— PROBLEM DESCRIPTION —
The number needed is how many lines in these entries contain "Term"; give it alone.

[Website and app data records]
BEGIN
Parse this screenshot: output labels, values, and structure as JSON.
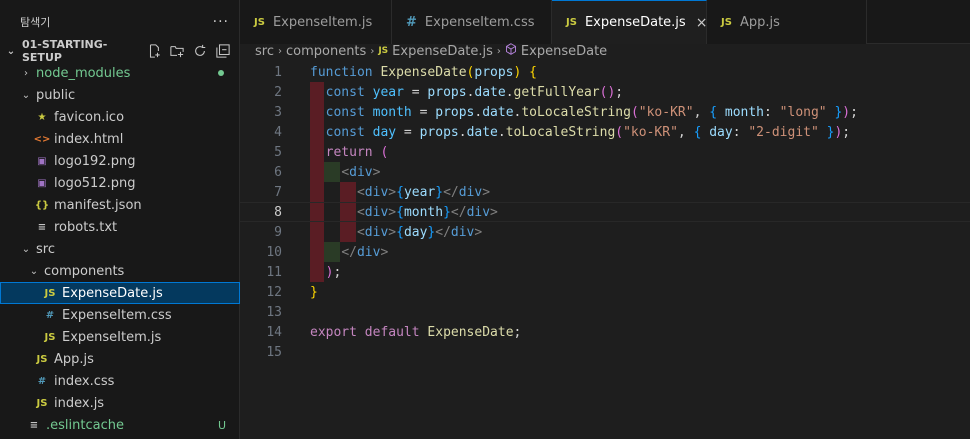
{
  "sidebar": {
    "title": "탐색기",
    "more": "···",
    "project": "01-STARTING-SETUP",
    "items": [
      {
        "label": "node_modules",
        "kind": "folder",
        "depth": 1,
        "chev": "›",
        "green": true,
        "status": "dot"
      },
      {
        "label": "public",
        "kind": "folder",
        "depth": 1,
        "chev": "⌄"
      },
      {
        "label": "favicon.ico",
        "kind": "star",
        "depth": 2
      },
      {
        "label": "index.html",
        "kind": "html",
        "depth": 2
      },
      {
        "label": "logo192.png",
        "kind": "img",
        "depth": 2
      },
      {
        "label": "logo512.png",
        "kind": "img",
        "depth": 2
      },
      {
        "label": "manifest.json",
        "kind": "json",
        "depth": 2
      },
      {
        "label": "robots.txt",
        "kind": "txt",
        "depth": 2
      },
      {
        "label": "src",
        "kind": "folder",
        "depth": 1,
        "chev": "⌄"
      },
      {
        "label": "components",
        "kind": "folder",
        "depth": 2,
        "chev": "⌄"
      },
      {
        "label": "ExpenseDate.js",
        "kind": "js",
        "depth": 3,
        "selected": true
      },
      {
        "label": "ExpenseItem.css",
        "kind": "css",
        "depth": 3
      },
      {
        "label": "ExpenseItem.js",
        "kind": "js",
        "depth": 3
      },
      {
        "label": "App.js",
        "kind": "js",
        "depth": 2
      },
      {
        "label": "index.css",
        "kind": "css",
        "depth": 2
      },
      {
        "label": "index.js",
        "kind": "js",
        "depth": 2
      },
      {
        "label": ".eslintcache",
        "kind": "txt",
        "depth": 1,
        "green": true,
        "status": "U"
      }
    ]
  },
  "tabs": [
    {
      "label": "ExpenseItem.js",
      "icon": "JS",
      "active": false
    },
    {
      "label": "ExpenseItem.css",
      "icon": "#",
      "active": false
    },
    {
      "label": "ExpenseDate.js",
      "icon": "JS",
      "active": true,
      "close": "×"
    },
    {
      "label": "App.js",
      "icon": "JS",
      "active": false
    }
  ],
  "breadcrumb": {
    "parts": [
      "src",
      "components",
      "ExpenseDate.js",
      "ExpenseDate"
    ],
    "file_icon": "JS"
  },
  "code": {
    "current_line": 8,
    "lines": [
      [
        [
          "kw",
          "function "
        ],
        [
          "fn",
          "ExpenseDate"
        ],
        [
          "br1",
          "("
        ],
        [
          "vr",
          "props"
        ],
        [
          "br1",
          ")"
        ],
        [
          "pn",
          " "
        ],
        [
          "br1",
          "{"
        ]
      ],
      [
        [
          "pn",
          "  "
        ],
        [
          "kw",
          "const "
        ],
        [
          "cn",
          "year"
        ],
        [
          "pn",
          " = "
        ],
        [
          "vr",
          "props"
        ],
        [
          "pn",
          "."
        ],
        [
          "vr",
          "date"
        ],
        [
          "pn",
          "."
        ],
        [
          "fn",
          "getFullYear"
        ],
        [
          "br2",
          "()"
        ],
        [
          "pn",
          ";"
        ]
      ],
      [
        [
          "pn",
          "  "
        ],
        [
          "kw",
          "const "
        ],
        [
          "cn",
          "month"
        ],
        [
          "pn",
          " = "
        ],
        [
          "vr",
          "props"
        ],
        [
          "pn",
          "."
        ],
        [
          "vr",
          "date"
        ],
        [
          "pn",
          "."
        ],
        [
          "fn",
          "toLocaleString"
        ],
        [
          "br2",
          "("
        ],
        [
          "st",
          "\"ko-KR\""
        ],
        [
          "pn",
          ", "
        ],
        [
          "br3",
          "{"
        ],
        [
          "pn",
          " "
        ],
        [
          "vr",
          "month"
        ],
        [
          "pn",
          ": "
        ],
        [
          "st",
          "\"long\""
        ],
        [
          "pn",
          " "
        ],
        [
          "br3",
          "}"
        ],
        [
          "br2",
          ")"
        ],
        [
          "pn",
          ";"
        ]
      ],
      [
        [
          "pn",
          "  "
        ],
        [
          "kw",
          "const "
        ],
        [
          "cn",
          "day"
        ],
        [
          "pn",
          " = "
        ],
        [
          "vr",
          "props"
        ],
        [
          "pn",
          "."
        ],
        [
          "vr",
          "date"
        ],
        [
          "pn",
          "."
        ],
        [
          "fn",
          "toLocaleString"
        ],
        [
          "br2",
          "("
        ],
        [
          "st",
          "\"ko-KR\""
        ],
        [
          "pn",
          ", "
        ],
        [
          "br3",
          "{"
        ],
        [
          "pn",
          " "
        ],
        [
          "vr",
          "day"
        ],
        [
          "pn",
          ": "
        ],
        [
          "st",
          "\"2-digit\""
        ],
        [
          "pn",
          " "
        ],
        [
          "br3",
          "}"
        ],
        [
          "br2",
          ")"
        ],
        [
          "pn",
          ";"
        ]
      ],
      [
        [
          "pn",
          "  "
        ],
        [
          "kwc",
          "return "
        ],
        [
          "br2",
          "("
        ]
      ],
      [
        [
          "pn",
          "    "
        ],
        [
          "tagp",
          "<"
        ],
        [
          "tag",
          "div"
        ],
        [
          "tagp",
          ">"
        ]
      ],
      [
        [
          "pn",
          "      "
        ],
        [
          "tagp",
          "<"
        ],
        [
          "tag",
          "div"
        ],
        [
          "tagp",
          ">"
        ],
        [
          "br3",
          "{"
        ],
        [
          "vr",
          "year"
        ],
        [
          "br3",
          "}"
        ],
        [
          "tagp",
          "</"
        ],
        [
          "tag",
          "div"
        ],
        [
          "tagp",
          ">"
        ]
      ],
      [
        [
          "pn",
          "      "
        ],
        [
          "tagp",
          "<"
        ],
        [
          "tag",
          "div"
        ],
        [
          "tagp",
          ">"
        ],
        [
          "br3",
          "{"
        ],
        [
          "vr",
          "month"
        ],
        [
          "br3",
          "}"
        ],
        [
          "tagp",
          "</"
        ],
        [
          "tag",
          "div"
        ],
        [
          "tagp",
          ">"
        ]
      ],
      [
        [
          "pn",
          "      "
        ],
        [
          "tagp",
          "<"
        ],
        [
          "tag",
          "div"
        ],
        [
          "tagp",
          ">"
        ],
        [
          "br3",
          "{"
        ],
        [
          "vr",
          "day"
        ],
        [
          "br3",
          "}"
        ],
        [
          "tagp",
          "</"
        ],
        [
          "tag",
          "div"
        ],
        [
          "tagp",
          ">"
        ]
      ],
      [
        [
          "pn",
          "    "
        ],
        [
          "tagp",
          "</"
        ],
        [
          "tag",
          "div"
        ],
        [
          "tagp",
          ">"
        ]
      ],
      [
        [
          "pn",
          "  "
        ],
        [
          "br2",
          ")"
        ],
        [
          "pn",
          ";"
        ]
      ],
      [
        [
          "br1",
          "}"
        ]
      ],
      [],
      [
        [
          "kwc",
          "export "
        ],
        [
          "kwc",
          "default "
        ],
        [
          "fn",
          "ExpenseDate"
        ],
        [
          "pn",
          ";"
        ]
      ],
      []
    ]
  },
  "colors": {
    "accent": "#0078d4",
    "js_icon": "#cbcb41",
    "css_icon": "#519aba",
    "html_icon": "#e37933",
    "git_untracked": "#73c991"
  }
}
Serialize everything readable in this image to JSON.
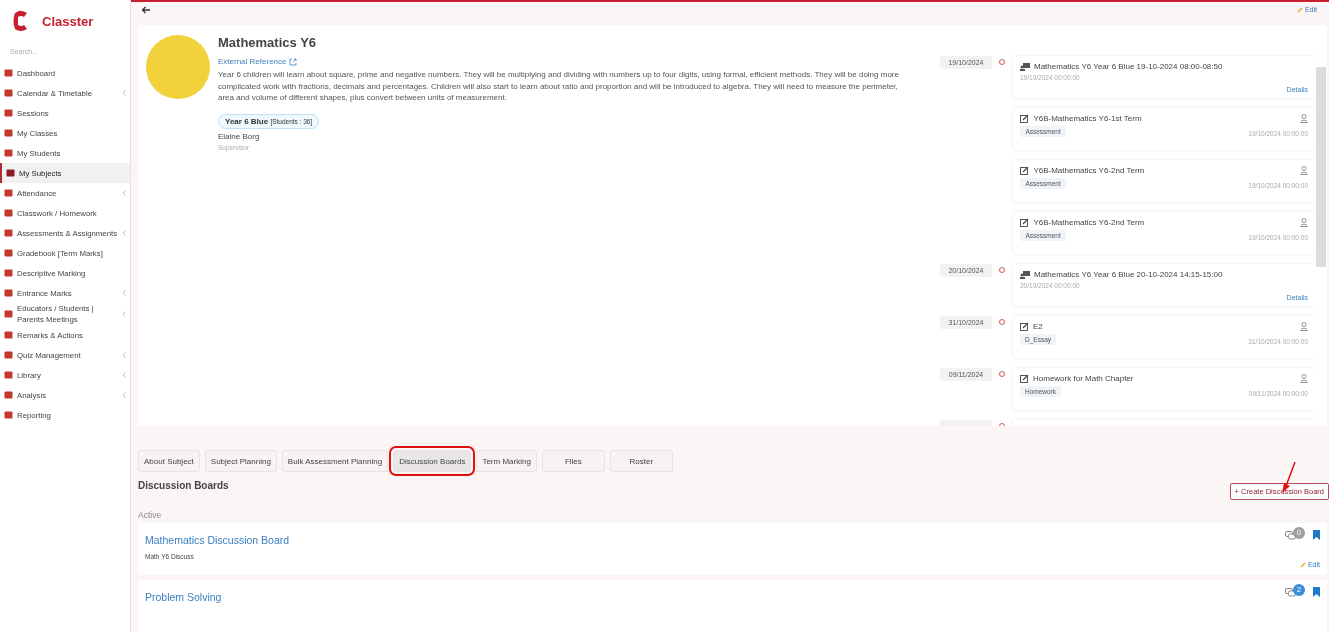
{
  "brand": {
    "name": "Classter"
  },
  "search": {
    "placeholder": "Search..."
  },
  "sidebar": {
    "items": [
      {
        "label": "Dashboard",
        "submenu": false,
        "selected": false
      },
      {
        "label": "Calendar & Timetable",
        "submenu": true,
        "selected": false
      },
      {
        "label": "Sessions",
        "submenu": false,
        "selected": false
      },
      {
        "label": "My Classes",
        "submenu": false,
        "selected": false
      },
      {
        "label": "My Students",
        "submenu": false,
        "selected": false
      },
      {
        "label": "My Subjects",
        "submenu": false,
        "selected": true
      },
      {
        "label": "Attendance",
        "submenu": true,
        "selected": false
      },
      {
        "label": "Classwork / Homework",
        "submenu": false,
        "selected": false
      },
      {
        "label": "Assessments & Assignments",
        "submenu": true,
        "selected": false
      },
      {
        "label": "Gradebook [Term Marks]",
        "submenu": false,
        "selected": false
      },
      {
        "label": "Descriptive Marking",
        "submenu": false,
        "selected": false
      },
      {
        "label": "Entrance Marks",
        "submenu": true,
        "selected": false
      },
      {
        "label": "Educators / Students | Parents Meetings",
        "submenu": true,
        "selected": false
      },
      {
        "label": "Remarks & Actions",
        "submenu": false,
        "selected": false
      },
      {
        "label": "Quiz Management",
        "submenu": true,
        "selected": false
      },
      {
        "label": "Library",
        "submenu": true,
        "selected": false
      },
      {
        "label": "Analysis",
        "submenu": true,
        "selected": false
      },
      {
        "label": "Reporting",
        "submenu": false,
        "selected": false
      }
    ]
  },
  "top_bar": {
    "edit": "Edit"
  },
  "subject": {
    "title": "Mathematics Y6",
    "external_link": "External Reference",
    "description": "Year 6 children will learn about square, prime and negative numbers. They will be multiplying and dividing with numbers up to four digits, using formal, efficient methods. They will be doing more complicated work with fractions, decimals and percentages. Children will also start to learn about ratio and proportion and will be introduced to algebra. They will need to measure the perimeter, area and volume of different shapes, plus convert between units of measurement.",
    "class_name": "Year 6 Blue",
    "class_count": "[Students : 36]",
    "teacher": "Elaine Borg",
    "teacher_role": "Supervisor"
  },
  "timeline": [
    {
      "date": "19/10/2024",
      "items": [
        {
          "kind": "session",
          "title": "Mathematics Y6 Year 6 Blue 19-10-2024 08:00-08:50",
          "datetime": "19/10/2024 00:00:00",
          "link": "Details"
        },
        {
          "kind": "assessment",
          "title": "Y6B-Mathematics Y6-1st Term",
          "tag": "Assessment",
          "datetime": "19/10/2024 00:00:00"
        },
        {
          "kind": "assessment",
          "title": "Y6B-Mathematics Y6-2nd Term",
          "tag": "Assessment",
          "datetime": "19/10/2024 00:00:00"
        },
        {
          "kind": "assessment",
          "title": "Y6B-Mathematics Y6-2nd Term",
          "tag": "Assessment",
          "datetime": "19/10/2024 00:00:00"
        }
      ]
    },
    {
      "date": "20/10/2024",
      "items": [
        {
          "kind": "session",
          "title": "Mathematics Y6 Year 6 Blue 20-10-2024 14:15-15:00",
          "datetime": "20/10/2024 00:00:00",
          "link": "Details"
        }
      ]
    },
    {
      "date": "31/10/2024",
      "items": [
        {
          "kind": "assessment",
          "title": "E2",
          "tag": "D_Essay",
          "datetime": "31/10/2024 00:00:00"
        }
      ]
    },
    {
      "date": "09/11/2024",
      "items": [
        {
          "kind": "assessment",
          "title": "Homework for Math Chapter",
          "tag": "Homework",
          "datetime": "09/11/2024 00:00:00"
        }
      ]
    }
  ],
  "tabs": [
    {
      "label": "About Subject",
      "selected": false,
      "highlighted": false
    },
    {
      "label": "Subject Planning",
      "selected": false,
      "highlighted": false
    },
    {
      "label": "Bulk Assessment Planning",
      "selected": false,
      "highlighted": false
    },
    {
      "label": "Discussion Boards",
      "selected": true,
      "highlighted": true
    },
    {
      "label": "Term Marking",
      "selected": false,
      "highlighted": false
    },
    {
      "label": "Files",
      "selected": false,
      "highlighted": false
    },
    {
      "label": "Roster",
      "selected": false,
      "highlighted": false
    }
  ],
  "section": {
    "title": "Discussion Boards",
    "create_button": "+ Create Discussion Board",
    "group_label": "Active"
  },
  "boards": [
    {
      "title": "Mathematics Discussion Board",
      "subtitle": "Math Y6 Discuss",
      "count": "0",
      "color": "#9e9e9e",
      "edit": "Edit"
    },
    {
      "title": "Problem Solving",
      "count": "2",
      "color": "#3a8fd8"
    }
  ]
}
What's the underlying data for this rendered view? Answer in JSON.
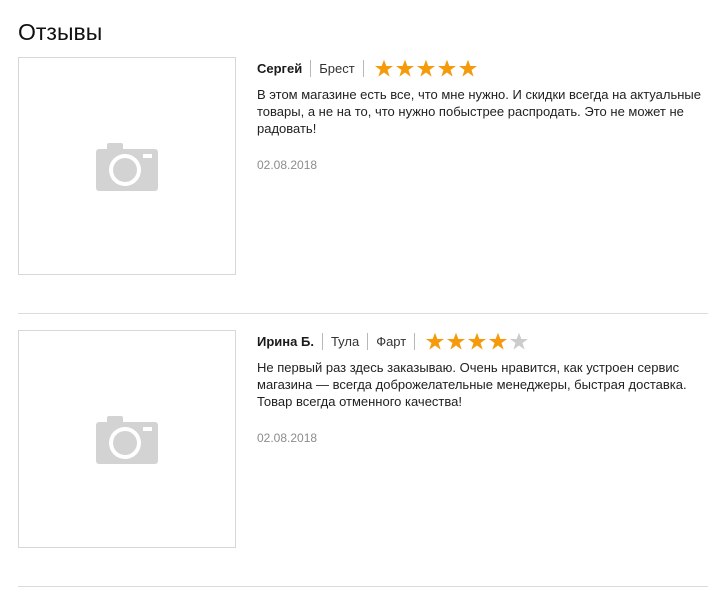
{
  "page": {
    "title": "Отзывы"
  },
  "reviews": [
    {
      "author": "Сергей",
      "city": "Брест",
      "extra": "",
      "rating": 5,
      "text": "В этом магазине есть все, что мне нужно. И скидки всегда на актуальные товары, а не на то, что нужно побыстрее распродать. Это не может не радовать!",
      "date": "02.08.2018",
      "photo_icon": "camera-icon"
    },
    {
      "author": "Ирина Б.",
      "city": "Тула",
      "extra": "Фарт",
      "rating": 4,
      "text": "Не первый раз здесь заказываю. Очень нравится, как устроен сервис магазина — всегда доброжелательные менеджеры, быстрая доставка. Товар всегда отменного качества!",
      "date": "02.08.2018",
      "photo_icon": "camera-icon"
    }
  ],
  "colors": {
    "star_filled": "#f59a0b",
    "star_empty": "#cccccc",
    "placeholder_icon": "#d3d3d3"
  }
}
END
— SOLUTION —
5